Jeff Sinon says
Another issue to watch out for is using a polarizer on wide angle lenses. This will most often end up with uneven polarization across the sky(darker, more saturated in the middle fading to lighter and less saturated towards the sides). Something, especially with large expanses of cloudless sky is very noticeable and very difficult to correct in post processing.
Ashleigh Hogg says
How about trying a slim step-up ring which allows the use of a larger filter? I use this for ND filters so that I have one set of these (77mm) and a few (much less costly) step-up rings for smaller diameter lenses.
Great article.
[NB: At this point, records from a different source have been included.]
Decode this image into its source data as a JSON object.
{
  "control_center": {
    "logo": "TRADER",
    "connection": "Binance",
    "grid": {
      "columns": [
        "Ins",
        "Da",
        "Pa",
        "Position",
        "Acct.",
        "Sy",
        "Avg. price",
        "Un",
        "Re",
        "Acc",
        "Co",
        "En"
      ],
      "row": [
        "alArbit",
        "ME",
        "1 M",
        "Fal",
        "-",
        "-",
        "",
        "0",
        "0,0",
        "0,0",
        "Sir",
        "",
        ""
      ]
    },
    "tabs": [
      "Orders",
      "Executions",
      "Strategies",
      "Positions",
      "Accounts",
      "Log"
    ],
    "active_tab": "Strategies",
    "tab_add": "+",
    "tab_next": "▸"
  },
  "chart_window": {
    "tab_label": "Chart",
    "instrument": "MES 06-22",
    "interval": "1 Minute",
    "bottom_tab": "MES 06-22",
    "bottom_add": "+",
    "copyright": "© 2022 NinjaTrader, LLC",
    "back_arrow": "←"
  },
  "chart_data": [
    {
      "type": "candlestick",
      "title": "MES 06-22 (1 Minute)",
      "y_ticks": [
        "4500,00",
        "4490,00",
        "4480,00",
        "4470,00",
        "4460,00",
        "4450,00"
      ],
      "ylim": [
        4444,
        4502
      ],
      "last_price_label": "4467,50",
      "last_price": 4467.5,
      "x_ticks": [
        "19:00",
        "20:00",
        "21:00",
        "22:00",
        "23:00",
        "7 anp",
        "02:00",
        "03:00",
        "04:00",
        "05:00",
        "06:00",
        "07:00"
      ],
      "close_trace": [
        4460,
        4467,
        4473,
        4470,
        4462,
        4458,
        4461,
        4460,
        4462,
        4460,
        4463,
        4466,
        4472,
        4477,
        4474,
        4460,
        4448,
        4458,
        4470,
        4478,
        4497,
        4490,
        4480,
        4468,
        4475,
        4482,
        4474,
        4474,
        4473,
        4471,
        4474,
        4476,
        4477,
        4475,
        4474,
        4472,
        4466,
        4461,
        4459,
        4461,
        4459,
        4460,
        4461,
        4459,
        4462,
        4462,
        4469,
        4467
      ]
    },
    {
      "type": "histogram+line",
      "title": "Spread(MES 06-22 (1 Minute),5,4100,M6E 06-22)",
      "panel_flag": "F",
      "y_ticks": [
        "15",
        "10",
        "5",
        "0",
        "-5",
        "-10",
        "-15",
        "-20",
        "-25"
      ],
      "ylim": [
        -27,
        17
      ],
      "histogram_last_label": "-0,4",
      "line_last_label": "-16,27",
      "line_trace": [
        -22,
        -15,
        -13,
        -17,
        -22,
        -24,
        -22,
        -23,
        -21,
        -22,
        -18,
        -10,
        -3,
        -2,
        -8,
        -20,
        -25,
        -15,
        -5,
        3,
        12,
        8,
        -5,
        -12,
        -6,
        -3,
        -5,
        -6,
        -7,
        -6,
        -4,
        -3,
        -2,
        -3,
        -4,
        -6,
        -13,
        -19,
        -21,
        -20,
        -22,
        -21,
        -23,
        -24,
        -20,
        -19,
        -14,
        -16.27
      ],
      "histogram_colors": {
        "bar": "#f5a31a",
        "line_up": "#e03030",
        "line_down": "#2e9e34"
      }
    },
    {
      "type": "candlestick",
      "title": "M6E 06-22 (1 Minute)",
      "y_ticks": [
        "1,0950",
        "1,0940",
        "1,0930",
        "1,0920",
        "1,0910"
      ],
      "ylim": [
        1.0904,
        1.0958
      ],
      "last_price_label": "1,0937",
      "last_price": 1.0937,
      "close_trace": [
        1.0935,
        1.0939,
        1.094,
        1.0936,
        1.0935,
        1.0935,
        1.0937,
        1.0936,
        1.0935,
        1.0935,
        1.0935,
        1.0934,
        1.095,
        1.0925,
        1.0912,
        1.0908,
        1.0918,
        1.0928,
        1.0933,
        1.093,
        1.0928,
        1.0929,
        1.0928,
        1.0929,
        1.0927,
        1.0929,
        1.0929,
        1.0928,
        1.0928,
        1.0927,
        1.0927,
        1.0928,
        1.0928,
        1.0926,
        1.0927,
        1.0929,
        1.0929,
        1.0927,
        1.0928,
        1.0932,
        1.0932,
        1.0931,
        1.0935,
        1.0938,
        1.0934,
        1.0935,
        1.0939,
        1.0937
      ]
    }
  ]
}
Another tip that worked for me is to use wide-angle adapters for the drop-in filter systems and to make sure that the rectangular system is large enough for the camera system used (e.g. 100 mm for full frame). I am using Formatt-Hitech 100 mm drop in filters (not an endorsement!), and they offer wide angle adapters that result in the drop-in filter system to get closer to the lens , and hence minimize or avoid vignetting (of course in conjunction with being large enough for full frame lenses). For DX, I think at least 85 mm is recommended.